The Introduction of the Rock Creek National Park in the District of Columbia Actby Representative Eleanor Holmes Norton
Posted on 2014-01-16
of the district of columbia
in the house of representatives
Thursday, January 16, 2014
Ms. NORTON. Mr. Speaker, as we approach the 125th anniversary of Rock
Creek Park, I introduce a bill to redesignate Rock Creek Park in the
District of Columbia as ``Rock Creek National Park in the District of
Columbia.'' The bill will help clarify the difference between the
contiguous Rock Creek Park land that is owned by the State of Maryland
and the portion that is under federal jurisdiction in the District of
Columbia. Renaming this park will also highlight the significance of
the park for the nation, including visitors to the nation's capital,
and particularly for the residents of the District of Columbia, to
encourage more daily use and involvement with the park's beautiful
trails, waterways and features.
Rock Creek Park is a historically rich park, established by Congress in 1890 ``for the benefit and enjoyment of the people of the United States,'' and is the oldest urban park and the third federal park ever created, after Yellowstone and Sequoia.
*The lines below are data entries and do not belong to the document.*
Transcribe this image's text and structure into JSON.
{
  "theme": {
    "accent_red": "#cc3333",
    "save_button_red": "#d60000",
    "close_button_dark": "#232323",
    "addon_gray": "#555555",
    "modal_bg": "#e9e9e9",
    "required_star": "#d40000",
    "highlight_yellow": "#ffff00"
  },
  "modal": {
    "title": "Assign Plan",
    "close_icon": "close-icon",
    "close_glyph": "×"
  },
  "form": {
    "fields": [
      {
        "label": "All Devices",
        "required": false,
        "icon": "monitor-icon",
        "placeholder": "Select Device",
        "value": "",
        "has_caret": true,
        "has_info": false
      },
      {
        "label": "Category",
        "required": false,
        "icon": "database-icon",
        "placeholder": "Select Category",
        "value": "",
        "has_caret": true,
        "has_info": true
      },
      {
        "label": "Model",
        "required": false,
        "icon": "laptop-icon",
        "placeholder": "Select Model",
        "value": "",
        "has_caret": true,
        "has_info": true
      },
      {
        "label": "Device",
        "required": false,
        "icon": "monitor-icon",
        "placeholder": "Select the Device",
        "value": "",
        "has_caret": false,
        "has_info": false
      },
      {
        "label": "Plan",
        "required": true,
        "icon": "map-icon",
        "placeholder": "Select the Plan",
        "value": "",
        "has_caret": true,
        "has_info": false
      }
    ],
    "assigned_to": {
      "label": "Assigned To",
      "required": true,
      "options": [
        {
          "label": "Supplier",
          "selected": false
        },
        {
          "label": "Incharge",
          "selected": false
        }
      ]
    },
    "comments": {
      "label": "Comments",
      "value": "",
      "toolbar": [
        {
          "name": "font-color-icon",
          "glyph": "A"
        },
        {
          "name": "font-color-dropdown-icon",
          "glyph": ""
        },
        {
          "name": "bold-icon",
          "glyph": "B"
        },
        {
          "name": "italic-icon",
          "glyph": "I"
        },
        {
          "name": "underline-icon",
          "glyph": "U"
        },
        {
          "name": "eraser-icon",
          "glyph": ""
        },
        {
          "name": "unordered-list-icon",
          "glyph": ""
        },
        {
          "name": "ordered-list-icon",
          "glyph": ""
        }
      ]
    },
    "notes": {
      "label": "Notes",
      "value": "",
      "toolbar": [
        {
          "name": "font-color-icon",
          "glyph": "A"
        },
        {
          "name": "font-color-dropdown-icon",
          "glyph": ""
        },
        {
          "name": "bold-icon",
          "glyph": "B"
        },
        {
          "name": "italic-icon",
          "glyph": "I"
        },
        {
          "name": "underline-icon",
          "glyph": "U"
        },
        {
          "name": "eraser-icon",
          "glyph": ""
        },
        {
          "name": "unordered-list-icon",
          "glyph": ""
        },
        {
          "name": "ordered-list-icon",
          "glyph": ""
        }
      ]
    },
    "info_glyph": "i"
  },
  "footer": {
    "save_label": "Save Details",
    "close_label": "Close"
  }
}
Rock Creek Park was designed to preserve animals, timber, forestry, and other interests in the park, and to ensure that the natural state of the park is maintained as much as possible.
Over time, several structures have been established or donated to further preserve Rock Creek Park. In 1892, for example, the federal government acquired Peirce Mill in Rock Creek Park, one of the mills used by local farmers during the 18th, 19th, and 20th centuries. In 1950, the Old Stone House located at 3051 M Street NW., with great pre- Revolutionary War architectural merit, was acquired. The building was restored, and programs explain the house's rich history from the colonial period to present day. The Fort Circle Parks were also acquired to interpret and preserve the Civil Defenses of Washington, which created a ring of protection for the nation's capital during the Civil War.
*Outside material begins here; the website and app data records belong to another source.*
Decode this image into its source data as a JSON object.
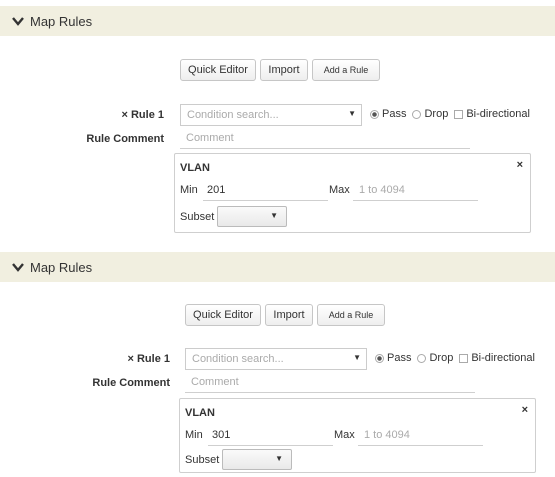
{
  "panels": [
    {
      "header": {
        "title": "Map Rules"
      },
      "buttons": {
        "quick_editor": "Quick Editor",
        "import": "Import",
        "add_rule": "Add a Rule"
      },
      "rule": {
        "remove_icon": "×",
        "label": "Rule 1",
        "condition_placeholder": "Condition search...",
        "pass_label": "Pass",
        "drop_label": "Drop",
        "bidirectional_label": "Bi-directional",
        "selected": "Pass",
        "comment_label": "Rule Comment",
        "comment_placeholder": "Comment"
      },
      "vlan": {
        "title": "VLAN",
        "close_icon": "×",
        "min_label": "Min",
        "min_value": "201",
        "max_label": "Max",
        "max_placeholder": "1 to 4094",
        "subset_label": "Subset",
        "subset_value": ""
      }
    },
    {
      "header": {
        "title": "Map Rules"
      },
      "buttons": {
        "quick_editor": "Quick Editor",
        "import": "Import",
        "add_rule": "Add a Rule"
      },
      "rule": {
        "remove_icon": "×",
        "label": "Rule 1",
        "condition_placeholder": "Condition search...",
        "pass_label": "Pass",
        "drop_label": "Drop",
        "bidirectional_label": "Bi-directional",
        "selected": "Pass",
        "comment_label": "Rule Comment",
        "comment_placeholder": "Comment"
      },
      "vlan": {
        "title": "VLAN",
        "close_icon": "×",
        "min_label": "Min",
        "min_value": "301",
        "max_label": "Max",
        "max_placeholder": "1 to 4094",
        "subset_label": "Subset",
        "subset_value": ""
      }
    }
  ],
  "colors": {
    "header_bg": "#f1efe0",
    "border": "#cfcfcf",
    "placeholder": "#aaaaaa"
  }
}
Today, Rock Creek Park offers District of Columbia, Maryland, and Northern Virginia residents an escape from urban living. Residents and tourists alike also enjoy many activities in the park's 2,000 acres, including hiking and bike riding on the historical trails, horseback riding, picnicking, tennis, and other recreational activities in some of the open fields. Moreover, residents are involved in the cleanup and maintenance of the trails and waterways. Rock Creek Conservancy works directly with the National Park Service and is dedicated to protecting and promoting the entirety of the Rock Creek watershed through conservation, recreation, and education programs.
Redesignating Rock Creek Park will help highlight its national status and protect and revitalize this remarkable resource in our nation's capital. It also is fitting that we recognize its historical significance as we approach the 125th anniversary of Rock Creek Park.
I strongly urge my colleagues to support the legislation.